Aberrant, Aberration, Aberrational
In Christian theology:
Off-center or in error in some important way, such that the doctrine or practice should be rejected and those who accept it held to be sinning, even though they may very well be Christian.
– Source: A Biblical Guide To Orthodoxy And Heresy, Christian Research Journal, Summer 1990, by Robert M. Bowman.
Etymology: Latin aberrant-, aberrans, present participle of aberrare to go astray, from ab– + errare to wander, err1 : straying from the right or normal way
2 : deviating from the usual or natural type : ATYPICAL
– Source: Aberrant, Merriam-Webster
Turning Something Minor Into Something Major
In an article titled, “Eight Distinctives Of An Aberrational Christian or Bible-based Group,” the New England Institute of Religion Research writes:
Definition: Aberration – undue emphasis on a fringe doctrine, or a group of persons holding that doctrine that has not separated itself from the Church, frequently resulting in a potentially dangerous leadership structure. This is often an anti-conformist group, sometimes led by a charismatic leader, but as often by some principle of greater strictness, more single minded dedication, or more intense renunciation of the world and its attractions. Often has as its main principle some aspect of orthodox faith that is being neglected. The question concerning the seriousness of the fringe doctrine will be answered by the fact that the group has chosen to stay in the Church (i.e. within the boundaries of the “faith once for all delivered unto the saints”).
Introduction: There are eight general distinctives that are frequently found in aberrational Christian groups.

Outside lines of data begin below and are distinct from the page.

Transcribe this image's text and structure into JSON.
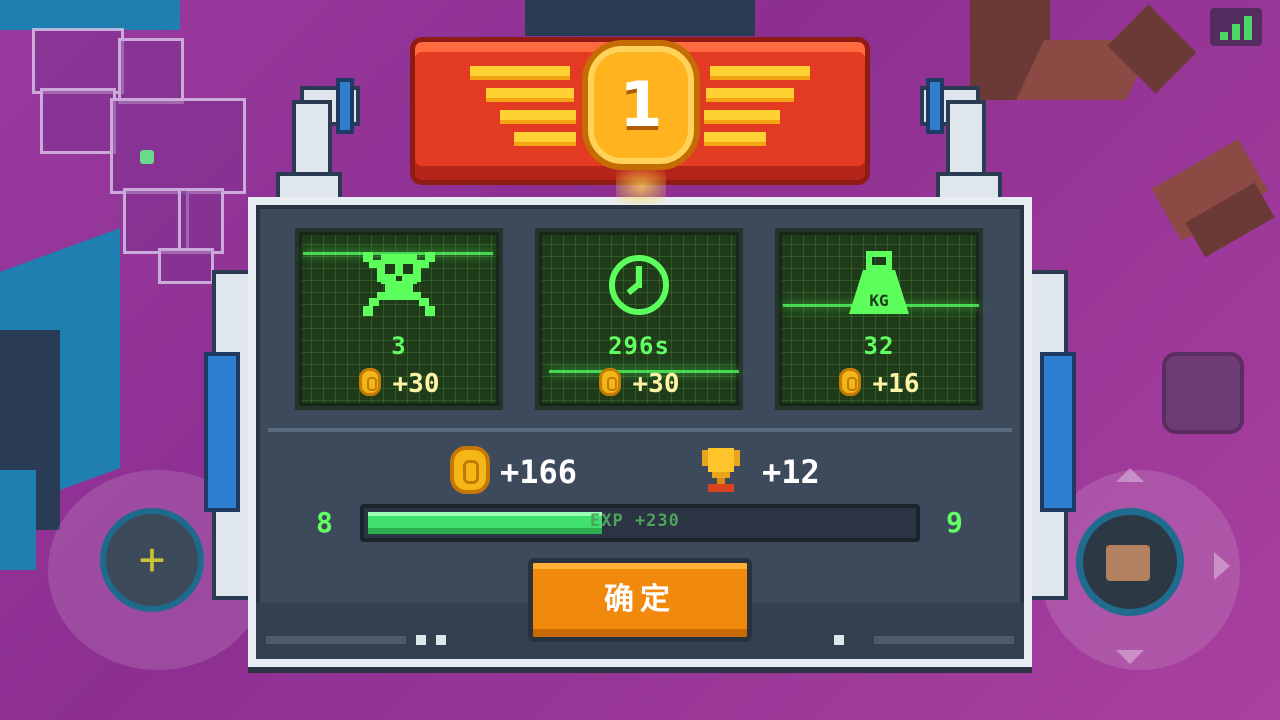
{
  "rank": {
    "number": "1"
  },
  "stats": [
    {
      "icon": "skull-crossbones-icon",
      "value": "3",
      "reward": "+30"
    },
    {
      "icon": "clock-icon",
      "value": "296s",
      "reward": "+30"
    },
    {
      "icon": "kg-weight-icon",
      "value": "32",
      "reward": "+16",
      "icon_text": "KG"
    }
  ],
  "totals": {
    "coins": "+166",
    "trophies": "+12"
  },
  "level": {
    "current": "8",
    "next": "9",
    "exp_text": "EXP +230",
    "progress_fraction": 0.43
  },
  "confirm_button": {
    "label": "确定"
  },
  "colors": {
    "accent_green": "#62ff62",
    "coin_gold": "#f5b716",
    "button_orange": "#f18a0c",
    "banner_red": "#e33a24",
    "panel": "#3c4a5c"
  }
}
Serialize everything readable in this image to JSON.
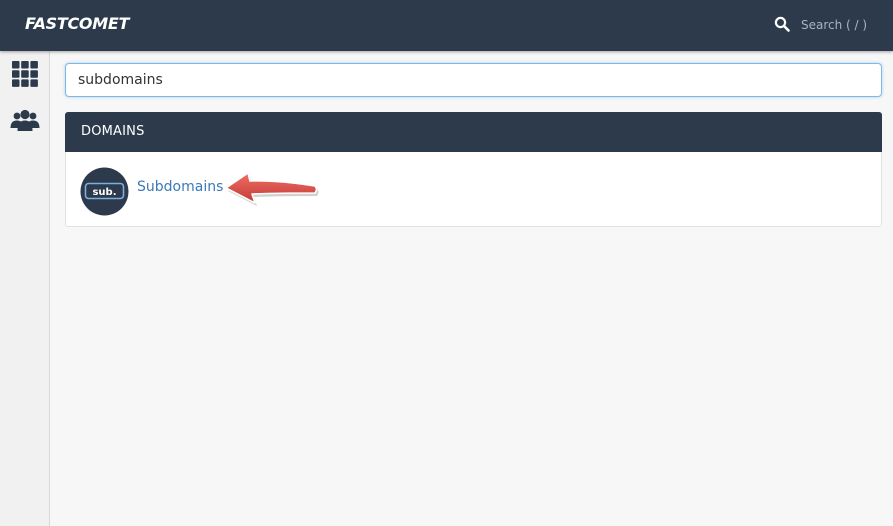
{
  "header": {
    "logo_text": "FASTCOMET",
    "search_label": "Search ( / )",
    "background_color": "#2c3a4b"
  },
  "sidebar": {
    "items": [
      {
        "icon": "grid-icon"
      },
      {
        "icon": "users-icon"
      }
    ]
  },
  "search": {
    "value": "subdomains"
  },
  "results": {
    "group_title": "DOMAINS",
    "items": [
      {
        "label": "Subdomains",
        "icon": "subdomains-icon",
        "icon_text": "sub."
      }
    ]
  },
  "annotation": {
    "arrow_color": "#d9453f"
  }
}
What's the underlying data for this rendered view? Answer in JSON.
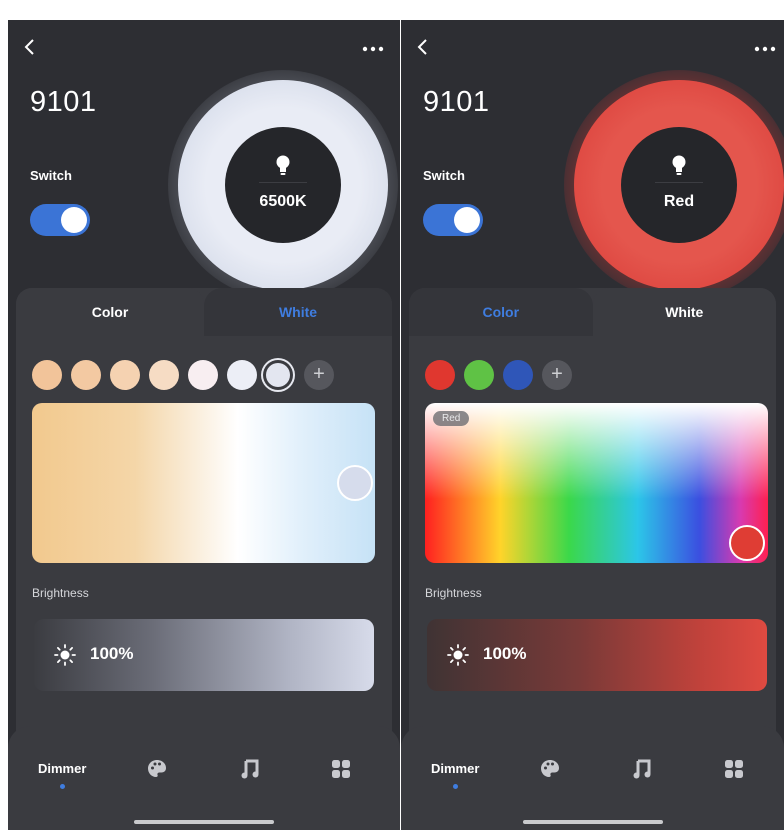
{
  "screens": [
    {
      "device_name": "9101",
      "switch_label": "Switch",
      "ring_label": "6500K",
      "tabs": {
        "color": "Color",
        "white": "White",
        "active": "white"
      },
      "swatches": [
        "#f2c49a",
        "#f3c9a2",
        "#f5d2b1",
        "#f6dcc4",
        "#f8eef1",
        "#eceef6",
        "#e3e6f0"
      ],
      "selected_swatch": 6,
      "picker_tag": "",
      "brightness": {
        "label": "Brightness",
        "value": "100%"
      },
      "nav": {
        "dimmer": "Dimmer",
        "palette_icon": "palette-icon",
        "music_icon": "music-note-icon",
        "scenes_icon": "grid-icon"
      }
    },
    {
      "device_name": "9101",
      "switch_label": "Switch",
      "ring_label": "Red",
      "tabs": {
        "color": "Color",
        "white": "White",
        "active": "color"
      },
      "swatches": [
        "#e0372f",
        "#5fc245",
        "#2f56b8"
      ],
      "selected_swatch": -1,
      "picker_tag": "Red",
      "brightness": {
        "label": "Brightness",
        "value": "100%"
      },
      "nav": {
        "dimmer": "Dimmer",
        "palette_icon": "palette-icon",
        "music_icon": "music-note-icon",
        "scenes_icon": "grid-icon"
      }
    }
  ],
  "colors": {
    "accent": "#3f7de0",
    "background": "#2d2e33",
    "panel": "#3a3b40",
    "selected_red": "#df4a41"
  }
}
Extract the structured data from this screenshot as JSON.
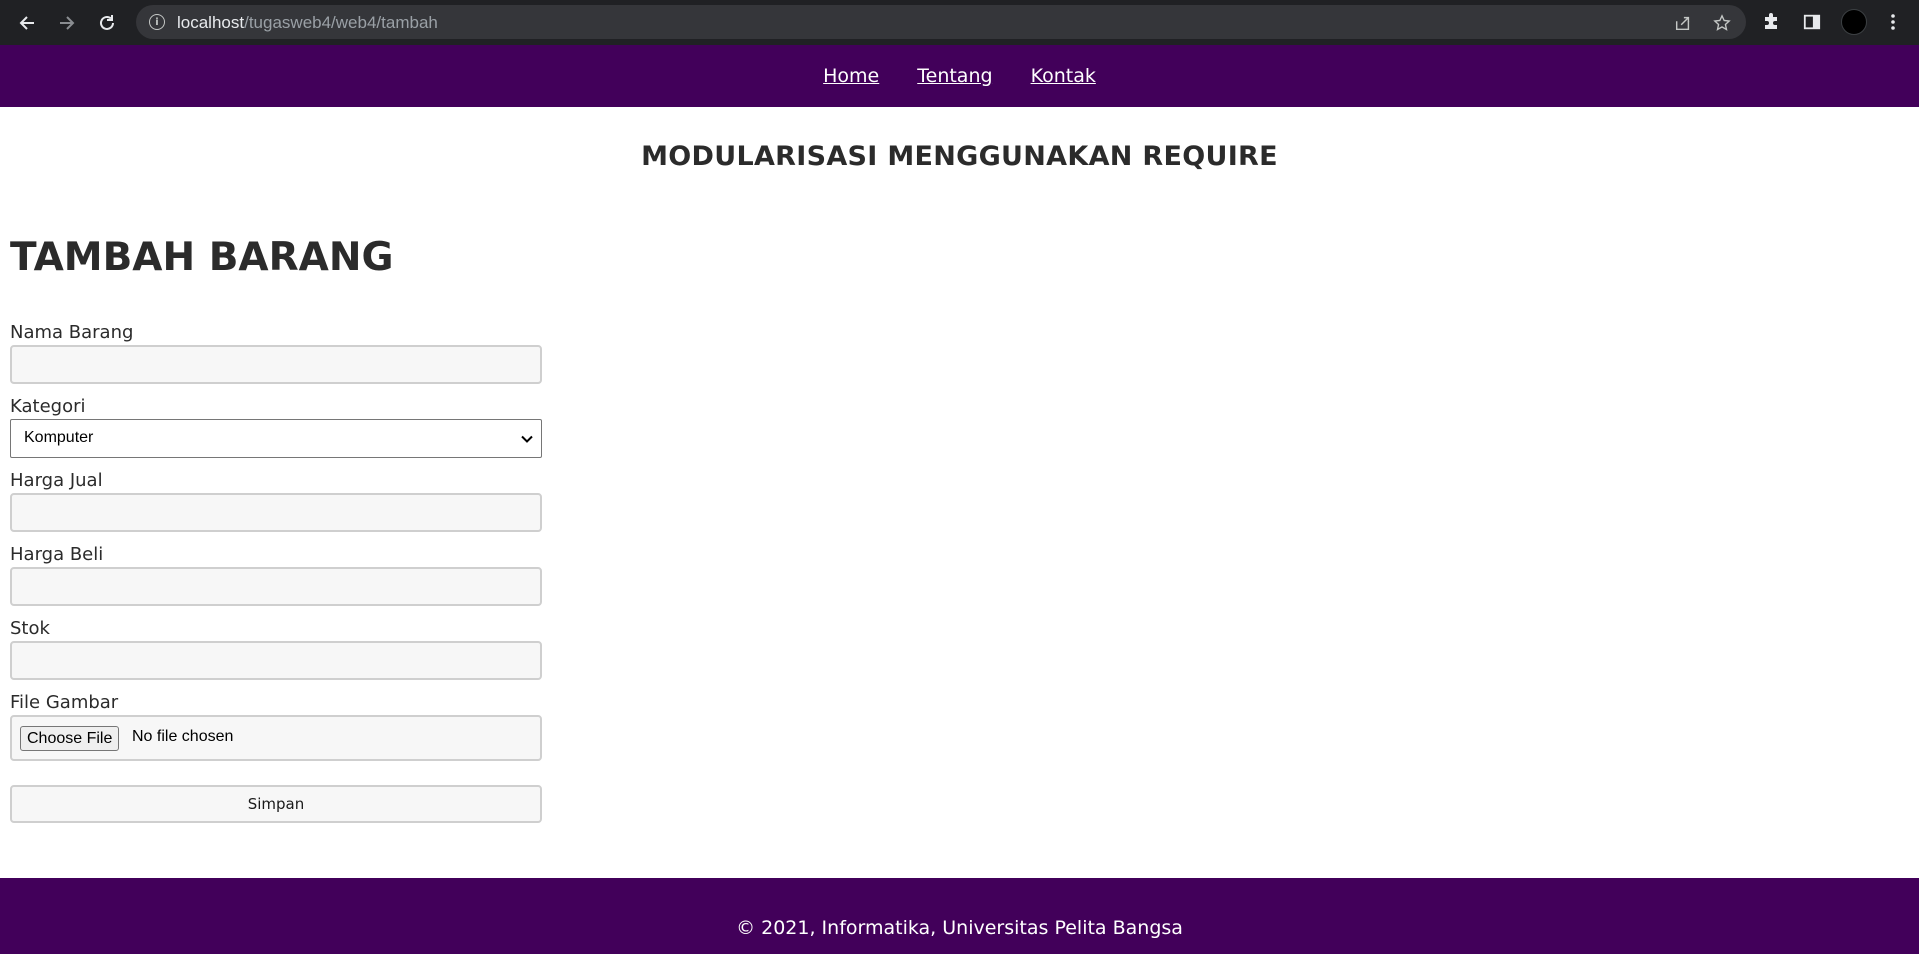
{
  "browser": {
    "url_host": "localhost",
    "url_path": "/tugasweb4/web4/tambah",
    "icons": [
      "back-icon",
      "forward-icon",
      "reload-icon",
      "site-info-icon",
      "share-icon",
      "star-icon",
      "extensions-icon",
      "side-panel-icon",
      "profile-avatar",
      "menu-icon"
    ]
  },
  "nav": {
    "home": "Home",
    "about": "Tentang",
    "contact": "Kontak"
  },
  "header": {
    "subtitle": "MODULARISASI MENGGUNAKAN REQUIRE"
  },
  "form": {
    "title": "TAMBAH BARANG",
    "nama_label": "Nama Barang",
    "nama_value": "",
    "kategori_label": "Kategori",
    "kategori_value": "Komputer",
    "harga_jual_label": "Harga Jual",
    "harga_jual_value": "",
    "harga_beli_label": "Harga Beli",
    "harga_beli_value": "",
    "stok_label": "Stok",
    "stok_value": "",
    "file_label": "File Gambar",
    "file_button": "Choose File",
    "file_status": "No file chosen",
    "submit": "Simpan"
  },
  "footer": {
    "text": "© 2021, Informatika, Universitas Pelita Bangsa"
  },
  "colors": {
    "nav_background": "#42005a",
    "footer_background": "#42005a",
    "browser_bar": "#202124",
    "text": "#2b2b2b"
  }
}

Not all aberrational groups will necessarily exhibit everyone of these distinctives, but most do, and some will evidence one or more with greater intensity and scope. It is important to remember in identifying an aberrational Christian group that we are not dealing with a thorough going heresy, but often a mainstream group that is in transition from the fringes of Christianity to a heretical group completely outside Christian orthodoxy. For our purposes the difference between the two is this. A heretical group takes something major in Christianity (who Jesus is, salvation, the Trinity, etc.) and either negates it, or makes it minor. An aberrational group, on the other hand, typically takes something minor in Christianity and makes it major (submission to a pastor, baptism, worldliness, holiness, etc.) usually for the purpose of being able to manipulate or control the members.
– Source: Eight Distinctives Of An Aberrational Christian or Bible-based Group New England Institute of Religion Research
A Biblical Guide To Orthodoxy And Heresy, Christian Research Journal, Summer 1990, by Robert M. Bowman.
Eight Distinctives Of An Aberrational Christian or Bible-based Group New England Institute of Religion Research